Comments can be added to Pascal source files by surrounding them by braces or a combination of parenthesis and asterisks (see below).
- Program Name
Pascal programs begin with the keyword program and then a short name.
Code libraries can be included into a project by first using the keyword uses, and then separating the names of libraries with a comma. In the example above, the sockets library is included but is not actually used by the program.
- Global Variables
Global variables, which are accessible from any part of the program, are declared here. Variables are declared using the keyword var, have unique identifiers, and declare the data type that is used to represent the value. Local variables can be defined inside functions and procedures in the same way. For more information about data types in Pascal, see the next section.
An alternative way of marking comments uses left parenthesis and an asterisk to mark the start of a comment, and an asterisk followed by right parenthesis to mark the end of the comment.
Functions are blocks of code that are separate from the main flow of the program. These are typically called to calculate values and return them. Declaring a function consists of using the keyword function followed by a unique name, any parameters it accepts (in the examples above, none), and the type of value it returns. The actual code for the function is written between the keywords begin and end. Returning values is done by assigning a value to the name of the function.
Procedures are similar to functions, except that they do not return a value.
- Main Code
The main code block begins with the keyword begin and ends with the keyword end. Note that a period is used after end, not a semicolon as used when marking the end of functions and procedures. As you can see, this block is not defined in a function or procedure, and so it is the first piece of code that can be executed when the program is run. In the example above, the main code block writes a string to the console and then calls the procedure displayTitle to continue the program.
As it was designed to encourage structured programming, the ability to plan a project – before writing any code – is especially useful for Pascal programmers. Using flowcharts and writing pseudocode are two of the most important skills you can learn.

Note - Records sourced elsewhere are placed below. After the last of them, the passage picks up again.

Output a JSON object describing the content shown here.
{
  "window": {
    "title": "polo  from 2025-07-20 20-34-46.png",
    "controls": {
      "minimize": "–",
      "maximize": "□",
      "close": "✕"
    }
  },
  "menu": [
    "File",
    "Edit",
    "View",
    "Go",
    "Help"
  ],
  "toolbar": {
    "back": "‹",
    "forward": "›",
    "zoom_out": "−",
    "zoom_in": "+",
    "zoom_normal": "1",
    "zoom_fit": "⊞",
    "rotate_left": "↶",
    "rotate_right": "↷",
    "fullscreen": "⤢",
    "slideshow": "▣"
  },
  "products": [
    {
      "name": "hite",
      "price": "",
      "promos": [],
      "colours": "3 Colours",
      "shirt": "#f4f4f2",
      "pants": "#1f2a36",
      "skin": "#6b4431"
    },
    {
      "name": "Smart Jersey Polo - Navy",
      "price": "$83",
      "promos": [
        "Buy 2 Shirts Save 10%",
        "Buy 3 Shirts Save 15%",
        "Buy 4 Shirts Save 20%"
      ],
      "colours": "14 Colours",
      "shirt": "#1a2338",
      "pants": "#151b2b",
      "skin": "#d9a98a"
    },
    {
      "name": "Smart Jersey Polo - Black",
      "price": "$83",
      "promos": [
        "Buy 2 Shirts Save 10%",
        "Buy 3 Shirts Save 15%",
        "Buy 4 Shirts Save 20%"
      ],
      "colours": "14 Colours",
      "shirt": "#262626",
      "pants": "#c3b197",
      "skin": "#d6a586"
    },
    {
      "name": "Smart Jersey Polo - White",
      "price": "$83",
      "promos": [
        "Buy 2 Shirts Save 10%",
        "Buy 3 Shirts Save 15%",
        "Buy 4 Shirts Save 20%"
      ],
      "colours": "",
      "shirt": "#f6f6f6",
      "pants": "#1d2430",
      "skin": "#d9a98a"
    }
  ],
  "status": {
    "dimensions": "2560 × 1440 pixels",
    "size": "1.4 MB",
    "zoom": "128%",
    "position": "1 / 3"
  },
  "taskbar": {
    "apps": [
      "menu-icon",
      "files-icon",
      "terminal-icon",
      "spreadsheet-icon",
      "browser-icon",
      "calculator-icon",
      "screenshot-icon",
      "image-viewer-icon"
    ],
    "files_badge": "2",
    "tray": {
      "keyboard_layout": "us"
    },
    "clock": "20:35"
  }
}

Data Types & Structures
Pascal is a strongly-typed language. This means that the type of information stored in a variable (for example, whether it is a number or a string of characters) must be declared before the program is compiled. Among other benefits, this allows the compiler to warn you when you attempt to mix data types, such as if you try to add a number to a Boolean value.
The standard data types in Pascal are:
|Integer||Represents a whole number in the range -32,768 through 32,767. Modern Pascal compilers support additional, non-standard, data types such as longint to represent numbers across a larger range.|
|Real||Represents a number (with decimal places) in the range 3.4x10E-38 to 3.4x10E38.|
|Char||A single character from the 8-bit ASCII set, or a byte value.|
|Boolean||Represents true or false.|
Most compilers support many other data types, pointers, and enumerations. Notably, standard Pascal did not include support for string values (a sequence of characters) but these are generally included in modern implementations of the language.
In addition to simple data types, Pascal supports arrays, sets, and records – a structure that groups a collection of variables together to represent a single item with multiple properties. Records will be instantly recognizable to C programmers who are familiar with structs.
Object Pascal is an extension to the Pascal language specification, and was developed by Apple Computer Inc. It was quickly adopted by Borland for the Delphi programming environment. Object Pascal expands Pascal’s abilities to deal with structures and objects, and has helped to ensure the language’s suitability for use in programming projects today. Most modern compilers currently support Object Pascal.
Learn to Program with Pascal is suitable for beginners and builds on the basic information presented here. In particular, it expands on the brief introduction to Object Pascal with principles and practice.